Collected data -
________________________

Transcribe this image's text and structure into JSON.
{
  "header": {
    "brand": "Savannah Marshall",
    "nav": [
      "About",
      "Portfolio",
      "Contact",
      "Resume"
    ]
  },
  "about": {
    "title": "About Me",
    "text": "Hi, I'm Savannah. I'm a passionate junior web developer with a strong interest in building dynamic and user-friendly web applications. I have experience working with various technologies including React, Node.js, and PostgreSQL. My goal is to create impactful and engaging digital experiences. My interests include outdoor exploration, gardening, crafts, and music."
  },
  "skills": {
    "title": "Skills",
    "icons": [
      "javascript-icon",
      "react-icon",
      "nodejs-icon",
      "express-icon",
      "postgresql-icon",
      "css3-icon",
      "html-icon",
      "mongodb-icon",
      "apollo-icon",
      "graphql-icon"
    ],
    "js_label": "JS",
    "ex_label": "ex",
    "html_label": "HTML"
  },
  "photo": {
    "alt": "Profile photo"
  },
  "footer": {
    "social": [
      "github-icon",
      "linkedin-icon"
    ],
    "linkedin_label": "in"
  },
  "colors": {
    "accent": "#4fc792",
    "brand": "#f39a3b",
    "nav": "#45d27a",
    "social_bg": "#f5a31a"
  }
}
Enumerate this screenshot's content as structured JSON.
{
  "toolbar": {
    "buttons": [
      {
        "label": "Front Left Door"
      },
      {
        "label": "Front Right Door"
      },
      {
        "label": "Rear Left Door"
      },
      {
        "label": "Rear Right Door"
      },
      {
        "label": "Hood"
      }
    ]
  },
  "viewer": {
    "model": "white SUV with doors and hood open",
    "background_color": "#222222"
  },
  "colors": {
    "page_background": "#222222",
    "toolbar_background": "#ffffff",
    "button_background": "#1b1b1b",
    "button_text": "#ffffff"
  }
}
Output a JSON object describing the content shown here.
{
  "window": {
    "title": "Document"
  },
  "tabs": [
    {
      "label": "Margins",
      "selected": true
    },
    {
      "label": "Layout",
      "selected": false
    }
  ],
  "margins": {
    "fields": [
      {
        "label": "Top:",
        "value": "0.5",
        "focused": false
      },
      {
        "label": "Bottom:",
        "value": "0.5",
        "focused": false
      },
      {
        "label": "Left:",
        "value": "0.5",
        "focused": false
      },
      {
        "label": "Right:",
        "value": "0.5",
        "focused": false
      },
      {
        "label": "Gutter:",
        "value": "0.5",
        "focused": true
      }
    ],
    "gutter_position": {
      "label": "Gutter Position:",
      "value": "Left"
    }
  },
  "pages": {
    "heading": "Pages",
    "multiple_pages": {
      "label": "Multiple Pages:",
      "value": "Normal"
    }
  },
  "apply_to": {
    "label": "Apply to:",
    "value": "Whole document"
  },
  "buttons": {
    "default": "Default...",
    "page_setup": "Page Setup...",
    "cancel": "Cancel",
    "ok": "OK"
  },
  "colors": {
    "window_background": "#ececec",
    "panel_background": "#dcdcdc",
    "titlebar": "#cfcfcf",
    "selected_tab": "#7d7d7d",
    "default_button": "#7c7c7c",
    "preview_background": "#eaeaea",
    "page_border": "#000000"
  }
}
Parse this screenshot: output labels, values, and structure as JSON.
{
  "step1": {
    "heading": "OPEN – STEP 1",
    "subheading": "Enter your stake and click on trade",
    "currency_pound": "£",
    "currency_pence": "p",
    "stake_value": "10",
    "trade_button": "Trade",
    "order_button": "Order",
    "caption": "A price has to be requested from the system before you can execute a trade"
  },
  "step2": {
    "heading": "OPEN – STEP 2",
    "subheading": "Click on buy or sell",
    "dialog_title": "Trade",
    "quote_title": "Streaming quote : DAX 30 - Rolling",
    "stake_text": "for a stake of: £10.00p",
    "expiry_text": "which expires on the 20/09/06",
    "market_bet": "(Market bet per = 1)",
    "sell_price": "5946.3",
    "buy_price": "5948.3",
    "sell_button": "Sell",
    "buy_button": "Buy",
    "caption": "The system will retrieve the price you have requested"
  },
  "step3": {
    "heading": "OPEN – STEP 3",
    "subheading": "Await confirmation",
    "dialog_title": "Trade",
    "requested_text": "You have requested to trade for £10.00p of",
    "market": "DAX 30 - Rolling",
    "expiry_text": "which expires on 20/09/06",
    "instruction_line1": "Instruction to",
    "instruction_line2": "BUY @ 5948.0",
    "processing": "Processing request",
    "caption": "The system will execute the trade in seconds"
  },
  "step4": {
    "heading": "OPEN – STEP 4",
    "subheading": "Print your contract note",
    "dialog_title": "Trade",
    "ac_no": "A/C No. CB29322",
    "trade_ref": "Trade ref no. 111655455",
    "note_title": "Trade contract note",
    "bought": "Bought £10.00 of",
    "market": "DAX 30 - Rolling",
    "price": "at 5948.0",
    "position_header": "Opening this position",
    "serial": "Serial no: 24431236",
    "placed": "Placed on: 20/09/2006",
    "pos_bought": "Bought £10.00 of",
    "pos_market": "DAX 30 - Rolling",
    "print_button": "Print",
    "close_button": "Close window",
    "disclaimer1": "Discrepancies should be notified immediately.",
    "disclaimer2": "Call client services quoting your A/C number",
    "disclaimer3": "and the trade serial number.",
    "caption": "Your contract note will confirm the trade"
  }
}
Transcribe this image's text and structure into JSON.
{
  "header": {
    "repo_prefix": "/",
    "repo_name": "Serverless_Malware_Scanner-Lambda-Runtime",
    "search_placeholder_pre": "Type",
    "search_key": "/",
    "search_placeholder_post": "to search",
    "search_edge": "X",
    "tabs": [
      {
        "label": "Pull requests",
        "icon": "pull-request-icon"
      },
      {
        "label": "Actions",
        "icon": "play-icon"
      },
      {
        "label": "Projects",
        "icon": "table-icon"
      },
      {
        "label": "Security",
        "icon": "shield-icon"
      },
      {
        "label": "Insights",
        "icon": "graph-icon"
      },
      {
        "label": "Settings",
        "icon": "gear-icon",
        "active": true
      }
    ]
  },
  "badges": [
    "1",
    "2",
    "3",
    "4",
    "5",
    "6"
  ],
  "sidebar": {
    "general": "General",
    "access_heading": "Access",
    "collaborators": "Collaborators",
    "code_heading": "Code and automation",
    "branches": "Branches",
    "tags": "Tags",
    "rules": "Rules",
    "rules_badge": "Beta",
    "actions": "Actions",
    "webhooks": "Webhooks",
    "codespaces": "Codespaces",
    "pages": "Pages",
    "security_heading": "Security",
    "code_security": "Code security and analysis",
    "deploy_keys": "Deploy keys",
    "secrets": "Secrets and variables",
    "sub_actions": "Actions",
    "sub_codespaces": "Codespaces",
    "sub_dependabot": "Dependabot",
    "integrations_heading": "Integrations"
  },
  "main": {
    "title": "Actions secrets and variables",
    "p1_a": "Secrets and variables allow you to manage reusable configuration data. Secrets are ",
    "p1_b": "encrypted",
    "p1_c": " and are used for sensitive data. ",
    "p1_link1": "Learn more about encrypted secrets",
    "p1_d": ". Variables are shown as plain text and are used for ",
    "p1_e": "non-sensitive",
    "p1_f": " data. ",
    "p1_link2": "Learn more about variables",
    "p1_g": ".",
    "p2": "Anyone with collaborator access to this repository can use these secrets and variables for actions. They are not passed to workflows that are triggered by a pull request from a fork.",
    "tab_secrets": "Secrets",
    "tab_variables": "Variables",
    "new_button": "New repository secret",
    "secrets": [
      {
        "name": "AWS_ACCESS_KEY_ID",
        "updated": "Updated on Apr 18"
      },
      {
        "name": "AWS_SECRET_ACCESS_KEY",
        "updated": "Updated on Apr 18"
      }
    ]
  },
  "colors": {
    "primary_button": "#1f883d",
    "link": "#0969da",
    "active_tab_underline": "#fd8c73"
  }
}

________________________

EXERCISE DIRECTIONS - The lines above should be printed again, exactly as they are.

TASK SOLUTION -
Transcribe this image's text and structure into JSON.
{
  "header": {
    "brand": "Savannah Marshall",
    "nav": [
      "About",
      "Portfolio",
      "Contact",
      "Resume"
    ]
  },
  "about": {
    "title": "About Me",
    "text": "Hi, I'm Savannah. I'm a passionate junior web developer with a strong interest in building dynamic and user-friendly web applications. I have experience working with various technologies including React, Node.js, and PostgreSQL. My goal is to create impactful and engaging digital experiences. My interests include outdoor exploration, gardening, crafts, and music."
  },
  "skills": {
    "title": "Skills",
    "icons": [
      "javascript-icon",
      "react-icon",
      "nodejs-icon",
      "express-icon",
      "postgresql-icon",
      "css3-icon",
      "html-icon",
      "mongodb-icon",
      "apollo-icon",
      "graphql-icon"
    ],
    "js_label": "JS",
    "ex_label": "ex",
    "html_label": "HTML"
  },
  "photo": {
    "alt": "Profile photo"
  },
  "footer": {
    "social": [
      "github-icon",
      "linkedin-icon"
    ],
    "linkedin_label": "in"
  },
  "colors": {
    "accent": "#4fc792",
    "brand": "#f39a3b",
    "nav": "#45d27a",
    "social_bg": "#f5a31a"
  }
}
Enumerate this screenshot's content as structured JSON.
{
  "toolbar": {
    "buttons": [
      {
        "label": "Front Left Door"
      },
      {
        "label": "Front Right Door"
      },
      {
        "label": "Rear Left Door"
      },
      {
        "label": "Rear Right Door"
      },
      {
        "label": "Hood"
      }
    ]
  },
  "viewer": {
    "model": "white SUV with doors and hood open",
    "background_color": "#222222"
  },
  "colors": {
    "page_background": "#222222",
    "toolbar_background": "#ffffff",
    "button_background": "#1b1b1b",
    "button_text": "#ffffff"
  }
}
Output a JSON object describing the content shown here.
{
  "window": {
    "title": "Document"
  },
  "tabs": [
    {
      "label": "Margins",
      "selected": true
    },
    {
      "label": "Layout",
      "selected": false
    }
  ],
  "margins": {
    "fields": [
      {
        "label": "Top:",
        "value": "0.5",
        "focused": false
      },
      {
        "label": "Bottom:",
        "value": "0.5",
        "focused": false
      },
      {
        "label": "Left:",
        "value": "0.5",
        "focused": false
      },
      {
        "label": "Right:",
        "value": "0.5",
        "focused": false
      },
      {
        "label": "Gutter:",
        "value": "0.5",
        "focused": true
      }
    ],
    "gutter_position": {
      "label": "Gutter Position:",
      "value": "Left"
    }
  },
  "pages": {
    "heading": "Pages",
    "multiple_pages": {
      "label": "Multiple Pages:",
      "value": "Normal"
    }
  },
  "apply_to": {
    "label": "Apply to:",
    "value": "Whole document"
  },
  "buttons": {
    "default": "Default...",
    "page_setup": "Page Setup...",
    "cancel": "Cancel",
    "ok": "OK"
  },
  "colors": {
    "window_background": "#ececec",
    "panel_background": "#dcdcdc",
    "titlebar": "#cfcfcf",
    "selected_tab": "#7d7d7d",
    "default_button": "#7c7c7c",
    "preview_background": "#eaeaea",
    "page_border": "#000000"
  }
}
Parse this screenshot: output labels, values, and structure as JSON.
{
  "step1": {
    "heading": "OPEN – STEP 1",
    "subheading": "Enter your stake and click on trade",
    "currency_pound": "£",
    "currency_pence": "p",
    "stake_value": "10",
    "trade_button": "Trade",
    "order_button": "Order",
    "caption": "A price has to be requested from the system before you can execute a trade"
  },
  "step2": {
    "heading": "OPEN – STEP 2",
    "subheading": "Click on buy or sell",
    "dialog_title": "Trade",
    "quote_title": "Streaming quote : DAX 30 - Rolling",
    "stake_text": "for a stake of: £10.00p",
    "expiry_text": "which expires on the 20/09/06",
    "market_bet": "(Market bet per = 1)",
    "sell_price": "5946.3",
    "buy_price": "5948.3",
    "sell_button": "Sell",
    "buy_button": "Buy",
    "caption": "The system will retrieve the price you have requested"
  },
  "step3": {
    "heading": "OPEN – STEP 3",
    "subheading": "Await confirmation",
    "dialog_title": "Trade",
    "requested_text": "You have requested to trade for £10.00p of",
    "market": "DAX 30 - Rolling",
    "expiry_text": "which expires on 20/09/06",
    "instruction_line1": "Instruction to",
    "instruction_line2": "BUY @ 5948.0",
    "processing": "Processing request",
    "caption": "The system will execute the trade in seconds"
  },
  "step4": {
    "heading": "OPEN – STEP 4",
    "subheading": "Print your contract note",
    "dialog_title": "Trade",
    "ac_no": "A/C No. CB29322",
    "trade_ref": "Trade ref no. 111655455",
    "note_title": "Trade contract note",
    "bought": "Bought £10.00 of",
    "market": "DAX 30 - Rolling",
    "price": "at 5948.0",
    "position_header": "Opening this position",
    "serial": "Serial no: 24431236",
    "placed": "Placed on: 20/09/2006",
    "pos_bought": "Bought £10.00 of",
    "pos_market": "DAX 30 - Rolling",
    "print_button": "Print",
    "close_button": "Close window",
    "disclaimer1": "Discrepancies should be notified immediately.",
    "disclaimer2": "Call client services quoting your A/C number",
    "disclaimer3": "and the trade serial number.",
    "caption": "Your contract note will confirm the trade"
  }
}
Transcribe this image's text and structure into JSON.
{
  "header": {
    "repo_prefix": "/",
    "repo_name": "Serverless_Malware_Scanner-Lambda-Runtime",
    "search_placeholder_pre": "Type",
    "search_key": "/",
    "search_placeholder_post": "to search",
    "search_edge": "X",
    "tabs": [
      {
        "label": "Pull requests",
        "icon": "pull-request-icon"
      },
      {
        "label": "Actions",
        "icon": "play-icon"
      },
      {
        "label": "Projects",
        "icon": "table-icon"
      },
      {
        "label": "Security",
        "icon": "shield-icon"
      },
      {
        "label": "Insights",
        "icon": "graph-icon"
      },
      {
        "label": "Settings",
        "icon": "gear-icon",
        "active": true
      }
    ]
  },
  "badges": [
    "1",
    "2",
    "3",
    "4",
    "5",
    "6"
  ],
  "sidebar": {
    "general": "General",
    "access_heading": "Access",
    "collaborators": "Collaborators",
    "code_heading": "Code and automation",
    "branches": "Branches",
    "tags": "Tags",
    "rules": "Rules",
    "rules_badge": "Beta",
    "actions": "Actions",
    "webhooks": "Webhooks",
    "codespaces": "Codespaces",
    "pages": "Pages",
    "security_heading": "Security",
    "code_security": "Code security and analysis",
    "deploy_keys": "Deploy keys",
    "secrets": "Secrets and variables",
    "sub_actions": "Actions",
    "sub_codespaces": "Codespaces",
    "sub_dependabot": "Dependabot",
    "integrations_heading": "Integrations"
  },
  "main": {
    "title": "Actions secrets and variables",
    "p1_a": "Secrets and variables allow you to manage reusable configuration data. Secrets are ",
    "p1_b": "encrypted",
    "p1_c": " and are used for sensitive data. ",
    "p1_link1": "Learn more about encrypted secrets",
    "p1_d": ". Variables are shown as plain text and are used for ",
    "p1_e": "non-sensitive",
    "p1_f": " data. ",
    "p1_link2": "Learn more about variables",
    "p1_g": ".",
    "p2": "Anyone with collaborator access to this repository can use these secrets and variables for actions. They are not passed to workflows that are triggered by a pull request from a fork.",
    "tab_secrets": "Secrets",
    "tab_variables": "Variables",
    "new_button": "New repository secret",
    "secrets": [
      {
        "name": "AWS_ACCESS_KEY_ID",
        "updated": "Updated on Apr 18"
      },
      {
        "name": "AWS_SECRET_ACCESS_KEY",
        "updated": "Updated on Apr 18"
      }
    ]
  },
  "colors": {
    "primary_button": "#1f883d",
    "link": "#0969da",
    "active_tab_underline": "#fd8c73"
  }
}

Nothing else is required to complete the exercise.